During warm weather, she rides her bike to Ketchum at least four times a week for work and play.

She started the habit while working as a reporter at the Idaho Statesmen, a newspaper in Boise. Her assignment was to write about bicycle commuters, so she tried it herself and found that she could get around faster than in a car.

"The one thing that surprised me on moving here was that more people don’t commute by bike," she said. "I just don’t get it."

Beth Callister doesn’t get it either. That’s why she helped organize the Move Yourself program and the valley’s Rideshare program.

Collecting miles biked, skated and walked in the name of commuting is a "way that people can incorporate it in some kind of competition," she said. "People like to track numbers."

And the numbers also could help her obtain grants for the programs, she said.

Sydney Praegger, a physical therapist who lives in the Heatherlands neighborhood has been commuting the six or so miles into her Ketchum office for about eight years. She sometimes must use a car on days that her children need to get places, but she still managed to log 1,529 non-motorized miles this summer.

For her, there is no fancy bike involved—just a 25-year-old ten-speed—and no fancy equipment, except for a good light for riding after the daylight saving time change.

"It’s more pleasant than driving a car," she notes.

Chris Kastner burns calories on his daily bike commute between Hailey and Ketchum. That’s helpful for Kastner, because he’s a chef with a penchant for nibbling on rich foods all day.
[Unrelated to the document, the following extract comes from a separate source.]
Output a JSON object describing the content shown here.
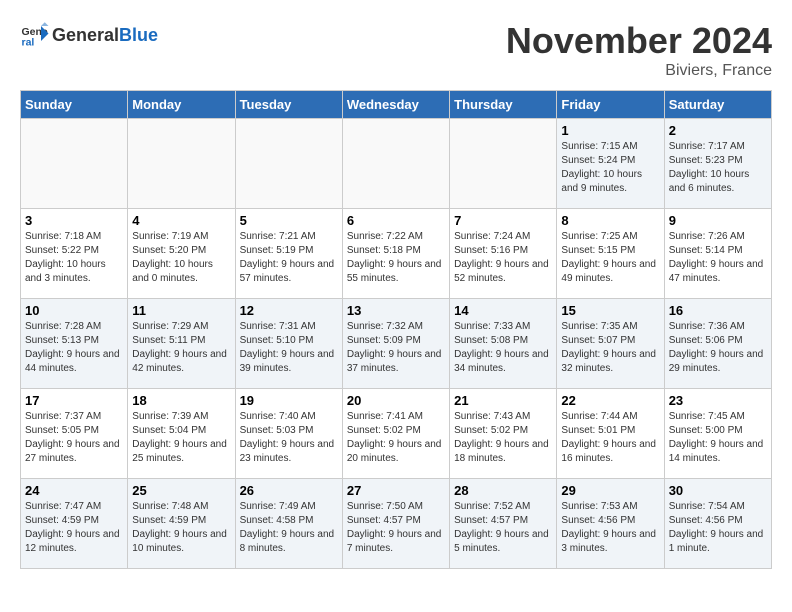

"My average weight has dropped about 12 pounds," since he started biking to work in the 1980s, he said.

He could easily be called a bicycle enthusiast, with expensive road bikes and mountain bikes and even a little racing experience. But his interest in racing has waned because, "there’s too much driving involved," in getting to the races.

Biking more than 2,131 miles this summer also helped him avoid "the road rage thing" and helped him contribute to protecting the environment.

"My solution is to not be part of the problem," he said.


The Idaho Mountain Express is distributed free to residents and guests throughout the Sun Valley, Idaho resort area community. Subscribers to the Idaho Mountain Express will read these stories and others in this week's issue.